Perhaps it's just my way of celebrating my last year in the network's core demographic, but I feel like I've been watching more MTV this summer than any time since college.
That isn't really saying all that much.
Mostly, in fact, it just means that against my better judgment, I've continued to watch "Teen Wolf" long past when any reasonable person would have thrown his hands in the air and stepped away.
In early interviews, series creator Jeff Davis promised that there would eventually be plenty of humor. On the assumption that he meant "intentional humor," that's a vow that hasn't come true. "Teen Wolf" remains leaden and mopey and I'm not sure that leading man Tyler Posey has more than one facial expression. Amazingly, we're seven episodes in and the main character hasn't fully wolfed out and, in fact, we've seen only the bare minimum of footage involving fully transformed werewolves (and what we've seen hasn't exactly been a tantalizing advertisement for more). There have been a lot of glowing eyes, growing claws and hormonal glowering. So much glowering. All anybody does on "Teen Wolf" is glower, with the possible exception of female leads Holland Roden and Crystal Reed, who flirt winningly and sometimes cry.
And yet "Teen Wolf" has exhibited a decent ability to deliver a vaguely suspenseful set piece, even if they're mostly generated by an aggressive and overbearing musical score. And nobody's played lacrosse for weeks, though there was some werewolf bowling a couple episodes ago.

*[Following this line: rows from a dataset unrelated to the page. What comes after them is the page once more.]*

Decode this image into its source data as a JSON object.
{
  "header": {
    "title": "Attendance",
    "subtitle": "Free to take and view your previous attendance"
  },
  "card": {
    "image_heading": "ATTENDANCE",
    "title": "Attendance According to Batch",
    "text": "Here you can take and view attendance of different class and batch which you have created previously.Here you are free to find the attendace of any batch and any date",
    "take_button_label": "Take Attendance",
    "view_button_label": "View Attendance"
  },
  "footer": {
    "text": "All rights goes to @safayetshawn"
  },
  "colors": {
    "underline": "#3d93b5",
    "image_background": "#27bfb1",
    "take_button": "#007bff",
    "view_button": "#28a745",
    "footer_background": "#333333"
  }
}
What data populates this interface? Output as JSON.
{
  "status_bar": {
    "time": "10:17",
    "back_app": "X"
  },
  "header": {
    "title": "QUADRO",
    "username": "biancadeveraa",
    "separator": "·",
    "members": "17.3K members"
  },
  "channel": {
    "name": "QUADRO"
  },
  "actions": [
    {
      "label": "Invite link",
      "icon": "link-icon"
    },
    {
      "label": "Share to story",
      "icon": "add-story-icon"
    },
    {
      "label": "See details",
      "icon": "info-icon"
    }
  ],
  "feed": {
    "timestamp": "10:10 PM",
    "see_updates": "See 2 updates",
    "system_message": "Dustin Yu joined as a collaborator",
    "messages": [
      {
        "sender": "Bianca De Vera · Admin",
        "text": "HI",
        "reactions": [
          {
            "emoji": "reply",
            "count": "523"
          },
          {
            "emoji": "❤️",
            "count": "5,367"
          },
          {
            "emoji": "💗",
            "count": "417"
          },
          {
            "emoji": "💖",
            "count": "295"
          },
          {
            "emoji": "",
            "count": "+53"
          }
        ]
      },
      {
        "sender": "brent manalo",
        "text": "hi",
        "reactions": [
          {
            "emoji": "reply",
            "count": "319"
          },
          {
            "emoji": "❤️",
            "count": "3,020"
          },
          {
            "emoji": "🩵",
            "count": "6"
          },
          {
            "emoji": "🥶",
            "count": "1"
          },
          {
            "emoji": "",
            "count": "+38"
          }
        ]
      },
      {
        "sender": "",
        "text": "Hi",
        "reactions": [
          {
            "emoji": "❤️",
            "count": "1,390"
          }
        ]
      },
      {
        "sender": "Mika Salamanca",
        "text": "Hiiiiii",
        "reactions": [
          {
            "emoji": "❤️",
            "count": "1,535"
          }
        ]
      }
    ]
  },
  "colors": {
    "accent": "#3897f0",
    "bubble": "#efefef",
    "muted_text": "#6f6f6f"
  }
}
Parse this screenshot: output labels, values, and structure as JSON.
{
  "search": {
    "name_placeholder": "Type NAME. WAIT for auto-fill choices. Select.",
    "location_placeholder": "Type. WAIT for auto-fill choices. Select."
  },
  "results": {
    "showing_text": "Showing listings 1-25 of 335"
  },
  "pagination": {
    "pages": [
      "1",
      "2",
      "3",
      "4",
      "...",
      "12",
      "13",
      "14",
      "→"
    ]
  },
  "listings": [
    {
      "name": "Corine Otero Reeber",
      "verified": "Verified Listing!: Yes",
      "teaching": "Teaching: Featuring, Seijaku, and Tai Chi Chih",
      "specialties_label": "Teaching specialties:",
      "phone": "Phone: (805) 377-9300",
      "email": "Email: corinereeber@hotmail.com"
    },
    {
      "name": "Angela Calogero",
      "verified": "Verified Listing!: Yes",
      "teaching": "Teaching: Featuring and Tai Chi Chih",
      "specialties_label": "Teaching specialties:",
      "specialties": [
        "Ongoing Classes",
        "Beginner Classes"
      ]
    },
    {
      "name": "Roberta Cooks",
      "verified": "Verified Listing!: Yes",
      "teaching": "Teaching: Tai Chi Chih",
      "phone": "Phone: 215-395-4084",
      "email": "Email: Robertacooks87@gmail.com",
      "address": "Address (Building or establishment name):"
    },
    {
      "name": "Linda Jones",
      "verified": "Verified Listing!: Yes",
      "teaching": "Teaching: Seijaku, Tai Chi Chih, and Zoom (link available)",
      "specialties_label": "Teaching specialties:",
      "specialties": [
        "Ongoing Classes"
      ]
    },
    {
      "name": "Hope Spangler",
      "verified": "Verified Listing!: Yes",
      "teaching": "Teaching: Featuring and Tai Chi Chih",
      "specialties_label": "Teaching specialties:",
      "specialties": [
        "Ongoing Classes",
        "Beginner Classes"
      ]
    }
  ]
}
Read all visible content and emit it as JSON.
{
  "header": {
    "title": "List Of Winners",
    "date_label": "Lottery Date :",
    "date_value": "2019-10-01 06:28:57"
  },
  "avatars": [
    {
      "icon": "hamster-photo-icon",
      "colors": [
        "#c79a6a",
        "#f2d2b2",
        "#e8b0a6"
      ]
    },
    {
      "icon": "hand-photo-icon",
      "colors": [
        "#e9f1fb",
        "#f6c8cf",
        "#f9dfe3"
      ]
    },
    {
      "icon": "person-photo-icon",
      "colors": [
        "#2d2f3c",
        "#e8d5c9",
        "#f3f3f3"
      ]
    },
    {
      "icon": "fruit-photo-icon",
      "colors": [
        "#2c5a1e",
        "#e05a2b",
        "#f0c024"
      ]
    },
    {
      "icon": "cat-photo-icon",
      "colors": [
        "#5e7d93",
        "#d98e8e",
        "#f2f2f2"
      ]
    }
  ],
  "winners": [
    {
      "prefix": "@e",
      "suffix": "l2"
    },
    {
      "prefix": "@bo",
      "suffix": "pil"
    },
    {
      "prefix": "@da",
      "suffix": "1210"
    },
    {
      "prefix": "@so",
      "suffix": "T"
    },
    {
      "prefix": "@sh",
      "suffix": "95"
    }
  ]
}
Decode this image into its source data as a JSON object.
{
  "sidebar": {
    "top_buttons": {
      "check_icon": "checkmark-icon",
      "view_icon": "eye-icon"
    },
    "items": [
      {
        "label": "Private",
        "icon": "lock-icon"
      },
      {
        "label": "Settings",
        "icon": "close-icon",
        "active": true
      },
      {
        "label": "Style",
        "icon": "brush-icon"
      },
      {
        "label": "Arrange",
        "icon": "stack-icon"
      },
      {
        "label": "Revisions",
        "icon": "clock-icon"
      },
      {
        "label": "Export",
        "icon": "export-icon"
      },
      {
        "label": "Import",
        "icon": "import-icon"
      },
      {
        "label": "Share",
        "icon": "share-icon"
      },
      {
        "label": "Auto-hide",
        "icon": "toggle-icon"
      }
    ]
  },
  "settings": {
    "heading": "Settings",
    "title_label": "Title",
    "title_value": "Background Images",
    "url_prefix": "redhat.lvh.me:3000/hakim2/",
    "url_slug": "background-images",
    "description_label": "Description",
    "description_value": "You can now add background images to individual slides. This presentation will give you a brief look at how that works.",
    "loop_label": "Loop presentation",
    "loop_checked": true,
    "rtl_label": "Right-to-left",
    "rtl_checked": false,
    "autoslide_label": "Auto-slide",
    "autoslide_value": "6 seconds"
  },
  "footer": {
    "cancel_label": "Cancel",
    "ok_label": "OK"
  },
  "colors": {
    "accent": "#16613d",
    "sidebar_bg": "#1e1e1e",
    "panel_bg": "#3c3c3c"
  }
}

It's still a bad show.
It still shouldn't be called "Teen Wolf."
But the danger of the summer months is that I commit to shows like this and then I find it hard to shake them, even if I'm not enjoying them.
The result of watching an hour of "Teen Wolf" each week -- other than the laundry I get folded or the Emmy photo galleries I was able to build -- is that I've tragically become able to identify at least one Teen Mom and I've seen the same one or two ads for "Awkward" over and over and over again, enough to get good and predisposed to dislike MTV's new 11 p.m. comedy.
The purpose of this introduction is two-fold: The first was to note that "Teen Wolf" hasn't gotten better and the second was to set the conditions under which I watched two episodes of "Awkward" and found myself pleasantly amused. If you can exactly reproduce those circumstances, you too could find yourself chuckling at this proudly lewd and rude and big-hearted comedy. If not? Your results may vary.
Full review after the break...